▶ [Exercise requirements] Below are records; count the lines in them that hold "from" and give only the count.

** Data records follows **

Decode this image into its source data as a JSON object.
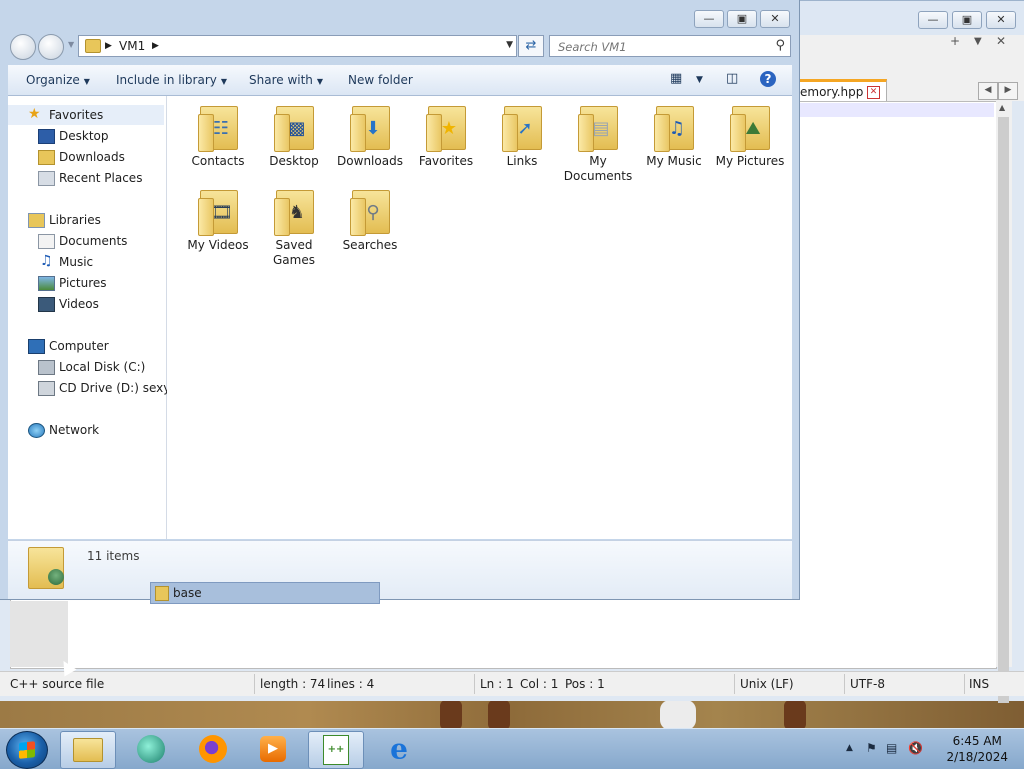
{
  "explorer": {
    "address": {
      "crumb": "VM1"
    },
    "search": {
      "placeholder": "Search VM1"
    },
    "toolbar": {
      "organize": "Organize",
      "include_in_library": "Include in library",
      "share_with": "Share with",
      "new_folder": "New folder"
    },
    "nav": {
      "favorites": "Favorites",
      "desktop": "Desktop",
      "downloads": "Downloads",
      "recent_places": "Recent Places",
      "libraries": "Libraries",
      "documents": "Documents",
      "music": "Music",
      "pictures": "Pictures",
      "videos": "Videos",
      "computer": "Computer",
      "local_disk": "Local Disk (C:)",
      "cd_drive": "CD Drive (D:) sexy",
      "network": "Network"
    },
    "items": [
      {
        "name": "Contacts",
        "icon": "contacts-icon"
      },
      {
        "name": "Desktop",
        "icon": "desktop-icon"
      },
      {
        "name": "Downloads",
        "icon": "downloads-icon"
      },
      {
        "name": "Favorites",
        "icon": "favorites-icon"
      },
      {
        "name": "Links",
        "icon": "links-icon"
      },
      {
        "name": "My Documents",
        "icon": "documents-icon"
      },
      {
        "name": "My Music",
        "icon": "music-icon"
      },
      {
        "name": "My Pictures",
        "icon": "pictures-icon"
      },
      {
        "name": "My Videos",
        "icon": "videos-icon"
      },
      {
        "name": "Saved Games",
        "icon": "games-icon"
      },
      {
        "name": "Searches",
        "icon": "search-icon"
      }
    ],
    "details": {
      "count": "11 items"
    },
    "drag_item": "base"
  },
  "notepad": {
    "tab_label": "emory.hpp",
    "status": {
      "filetype": "C++ source file",
      "length": "length : 74",
      "lines": "lines : 4",
      "ln": "Ln : 1",
      "col": "Col : 1",
      "pos": "Pos : 1",
      "eol": "Unix (LF)",
      "encoding": "UTF-8",
      "mode": "INS"
    }
  },
  "taskbar": {
    "time": "6:45 AM",
    "date": "2/18/2024"
  },
  "colors": {
    "accent": "#1e395b",
    "folder": "#e3bd52",
    "tab_highlight": "#f5a623"
  }
}
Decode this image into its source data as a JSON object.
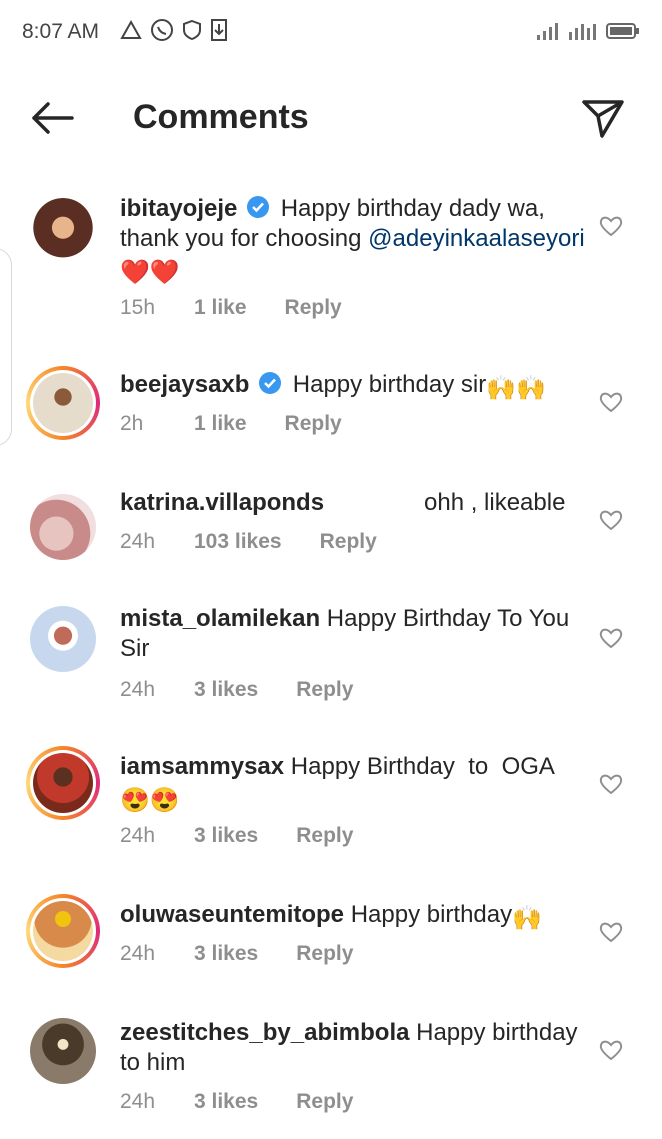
{
  "status_bar": {
    "time": "8:07 AM",
    "icons": [
      "delta-icon",
      "whatsapp-icon",
      "shield-icon",
      "download-icon"
    ],
    "right_icons": [
      "signal-icon",
      "signal-icon-2",
      "battery-icon"
    ]
  },
  "header": {
    "title": "Comments",
    "back_icon": "back-arrow-icon",
    "share_icon": "send-icon"
  },
  "comments": [
    {
      "username": "ibitayojeje",
      "verified": true,
      "text": "Happy birthday dady wa, thank you for choosing",
      "mention": "@adeyinkaalaseyori",
      "emoji": "❤️❤️",
      "time": "15h",
      "likes": "1 like",
      "reply": "Reply",
      "avatar_color": "#7a4a3a",
      "ring": false
    },
    {
      "username": "beejaysaxb",
      "verified": true,
      "text": "Happy birthday sir",
      "emoji": "🙌🙌",
      "time": "2h",
      "likes": "1 like",
      "reply": "Reply",
      "avatar_color": "#c9b99a",
      "ring": true
    },
    {
      "username": "katrina.villaponds",
      "verified": false,
      "text": "ohh , likeable",
      "time": "24h",
      "likes": "103 likes",
      "reply": "Reply",
      "avatar_color": "#d9a8a8",
      "ring": false
    },
    {
      "username": "mista_olamilekan",
      "verified": false,
      "text": "Happy Birthday To You Sir",
      "time": "24h",
      "likes": "3 likes",
      "reply": "Reply",
      "avatar_color": "#b7c9e0",
      "ring": false
    },
    {
      "username": "iamsammysax",
      "verified": false,
      "text": "Happy Birthday  to  OGA",
      "emoji": "😍😍",
      "time": "24h",
      "likes": "3 likes",
      "reply": "Reply",
      "avatar_color": "#8a3a2a",
      "ring": true
    },
    {
      "username": "oluwaseuntemitope",
      "verified": false,
      "text": "Happy birthday",
      "emoji": "🙌",
      "time": "24h",
      "likes": "3 likes",
      "reply": "Reply",
      "avatar_color": "#c98a4a",
      "ring": true
    },
    {
      "username": "zeestitches_by_abimbola",
      "verified": false,
      "text": "Happy birthday to him",
      "time": "24h",
      "likes": "3 likes",
      "reply": "Reply",
      "avatar_color": "#6a5a4a",
      "ring": false
    }
  ]
}
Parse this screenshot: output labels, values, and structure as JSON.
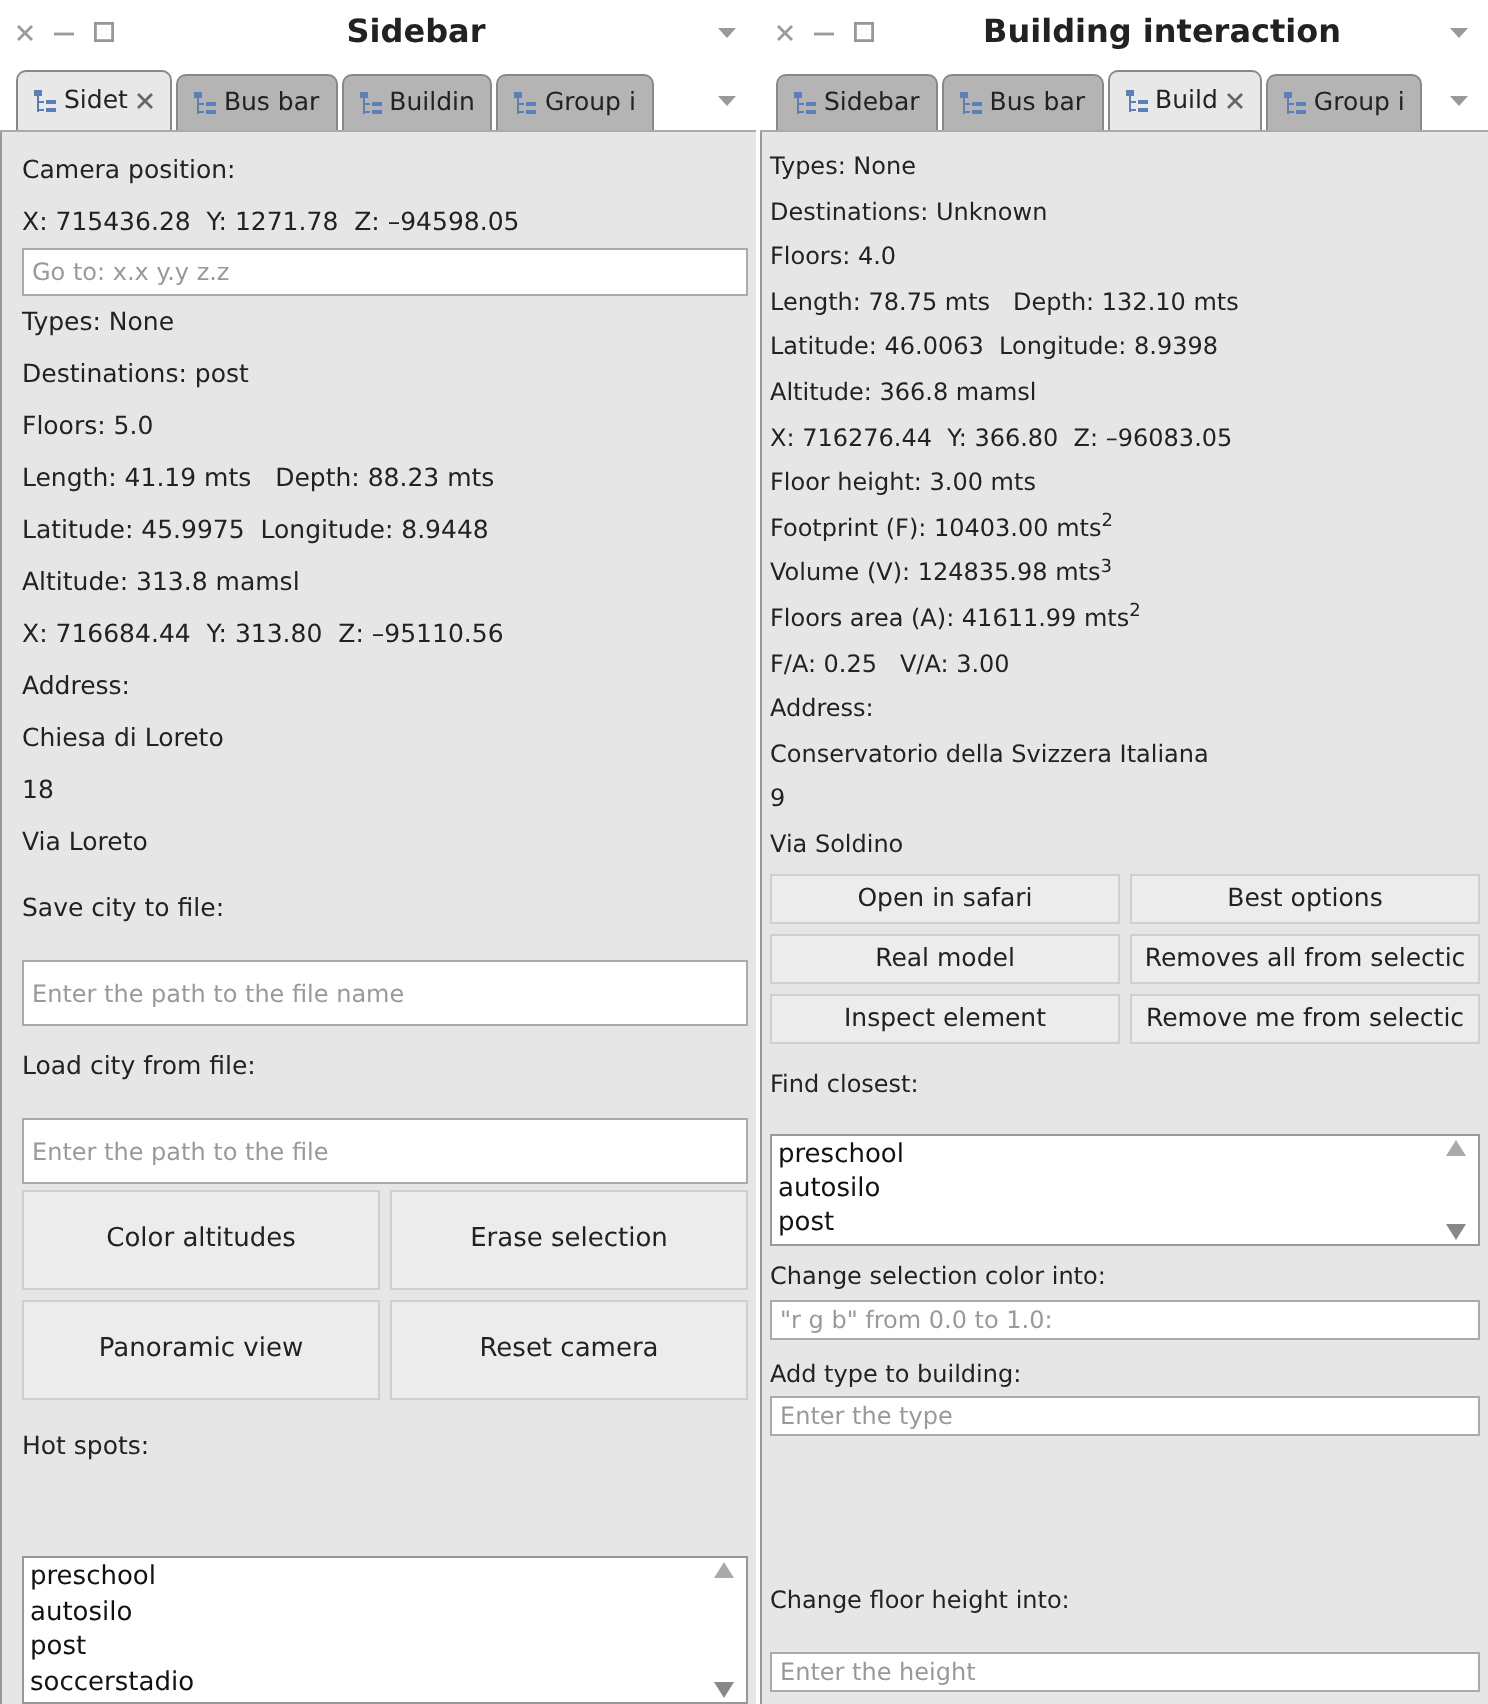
{
  "panels": [
    {
      "title": "Sidebar",
      "tabs": [
        {
          "label": "Sidet",
          "selected": true
        },
        {
          "label": "Bus bar",
          "selected": false
        },
        {
          "label": "Buildin",
          "selected": false
        },
        {
          "label": "Group i",
          "selected": false
        }
      ],
      "sections": [
        {
          "kind": "text",
          "text": "Camera position:"
        },
        {
          "kind": "text",
          "text": "X: 715436.28  Y: 1271.78  Z: –94598.05"
        },
        {
          "kind": "field",
          "placeholder": "Go to: x.x y.y z.z"
        },
        {
          "kind": "text",
          "text": "Types: None"
        },
        {
          "kind": "text",
          "text": "Destinations: post"
        },
        {
          "kind": "text",
          "text": "Floors: 5.0"
        },
        {
          "kind": "text",
          "text": "Length: 41.19 mts   Depth: 88.23 mts"
        },
        {
          "kind": "text",
          "text": "Latitude: 45.9975  Longitude: 8.9448"
        },
        {
          "kind": "text",
          "text": "Altitude: 313.8 mamsl"
        },
        {
          "kind": "text",
          "text": "X: 716684.44  Y: 313.80  Z: –95110.56"
        },
        {
          "kind": "text",
          "text": "Address:"
        },
        {
          "kind": "text",
          "text": "Chiesa di Loreto"
        },
        {
          "kind": "text",
          "text": "18"
        },
        {
          "kind": "text",
          "text": "Via Loreto"
        },
        {
          "kind": "heading",
          "text": "Save city to file:"
        },
        {
          "kind": "field",
          "placeholder": "Enter the path to the file name"
        },
        {
          "kind": "heading",
          "text": "Load city from file:"
        },
        {
          "kind": "field",
          "placeholder": "Enter the path to the file"
        },
        {
          "kind": "buttons",
          "buttons": [
            "Color altitudes",
            "Erase selection",
            "Panoramic view",
            "Reset camera"
          ]
        },
        {
          "kind": "heading",
          "text": "Hot spots:"
        },
        {
          "kind": "list",
          "items": [
            "preschool",
            "autosilo",
            "post",
            "soccerstadio"
          ]
        }
      ]
    },
    {
      "title": "Building interaction",
      "tabs": [
        {
          "label": "Sidebar",
          "selected": false
        },
        {
          "label": "Bus bar",
          "selected": false
        },
        {
          "label": "Build",
          "selected": true
        },
        {
          "label": "Group i",
          "selected": false
        }
      ],
      "sections": [
        {
          "kind": "text",
          "text": "Types: None"
        },
        {
          "kind": "text",
          "text": "Destinations: Unknown"
        },
        {
          "kind": "text",
          "text": "Floors: 4.0"
        },
        {
          "kind": "text",
          "text": "Length: 78.75 mts   Depth: 132.10 mts"
        },
        {
          "kind": "text",
          "text": "Latitude: 46.0063  Longitude: 8.9398"
        },
        {
          "kind": "text",
          "text": "Altitude: 366.8 mamsl"
        },
        {
          "kind": "text",
          "text": "X: 716276.44  Y: 366.80  Z: –96083.05"
        },
        {
          "kind": "text",
          "text": "Floor height: 3.00 mts"
        },
        {
          "kind": "text",
          "text": "Footprint (F): 10403.00 mts$^{2}$"
        },
        {
          "kind": "text",
          "text": "Volume (V): 124835.98 mts$^{3}$"
        },
        {
          "kind": "text",
          "text": "Floors area (A): 41611.99 mts$^{2}$"
        },
        {
          "kind": "text",
          "text": "F/A: 0.25   V/A: 3.00"
        },
        {
          "kind": "text",
          "text": "Address:"
        },
        {
          "kind": "text",
          "text": "Conservatorio della Svizzera Italiana"
        },
        {
          "kind": "text",
          "text": "9"
        },
        {
          "kind": "text",
          "text": "Via Soldino"
        },
        {
          "kind": "buttons",
          "buttons": [
            "Open in safari",
            "Best options",
            "Real model",
            "Removes all from selectic",
            "Inspect element",
            "Remove me from selectic"
          ]
        },
        {
          "kind": "heading",
          "text": "Find closest:"
        },
        {
          "kind": "list",
          "items": [
            "preschool",
            "autosilo",
            "post"
          ]
        },
        {
          "kind": "text",
          "text": "Change selection color into:"
        },
        {
          "kind": "field",
          "placeholder": "\"r g b\" from 0.0 to 1.0:"
        },
        {
          "kind": "text",
          "text": "Add type to building:"
        },
        {
          "kind": "field",
          "placeholder": "Enter the type"
        },
        {
          "kind": "heading",
          "text": "Change floor height into:"
        },
        {
          "kind": "field",
          "placeholder": "Enter the height"
        }
      ]
    }
  ]
}
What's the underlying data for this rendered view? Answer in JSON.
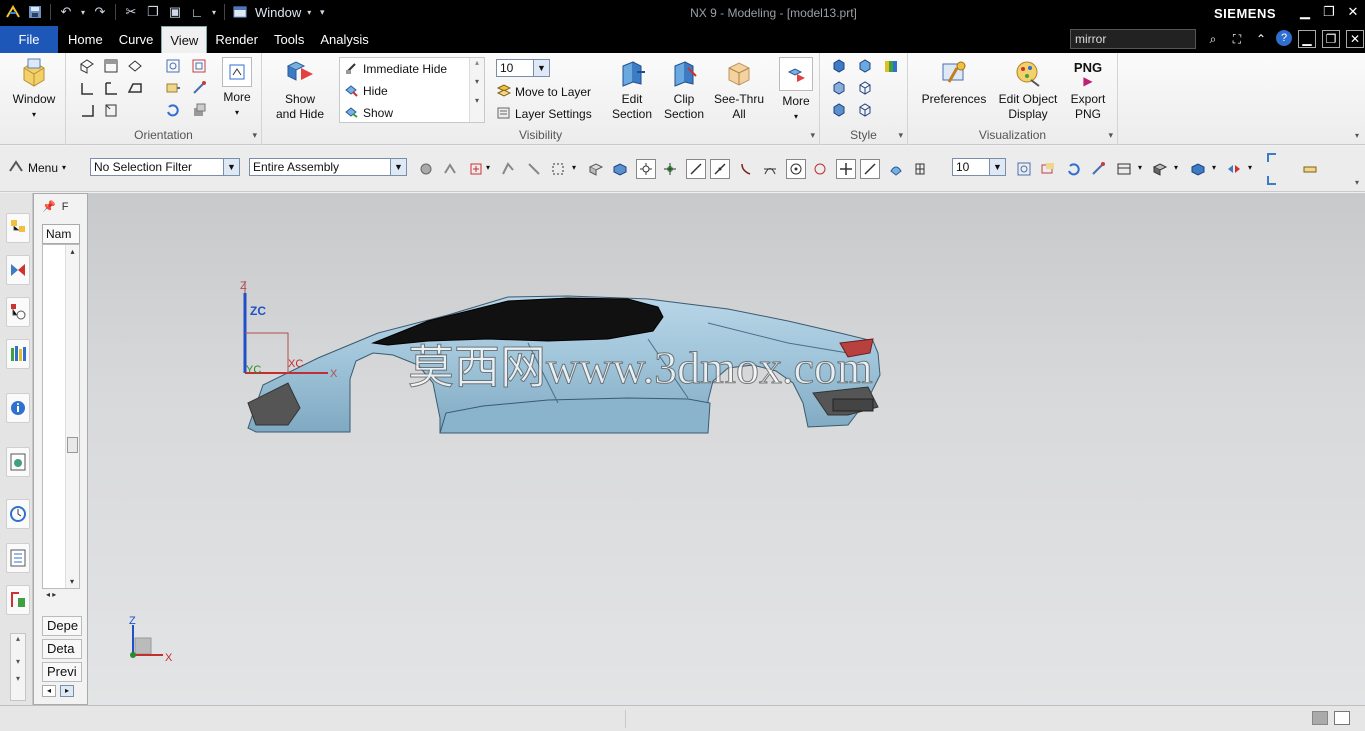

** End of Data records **

▶ [Problem solution] 4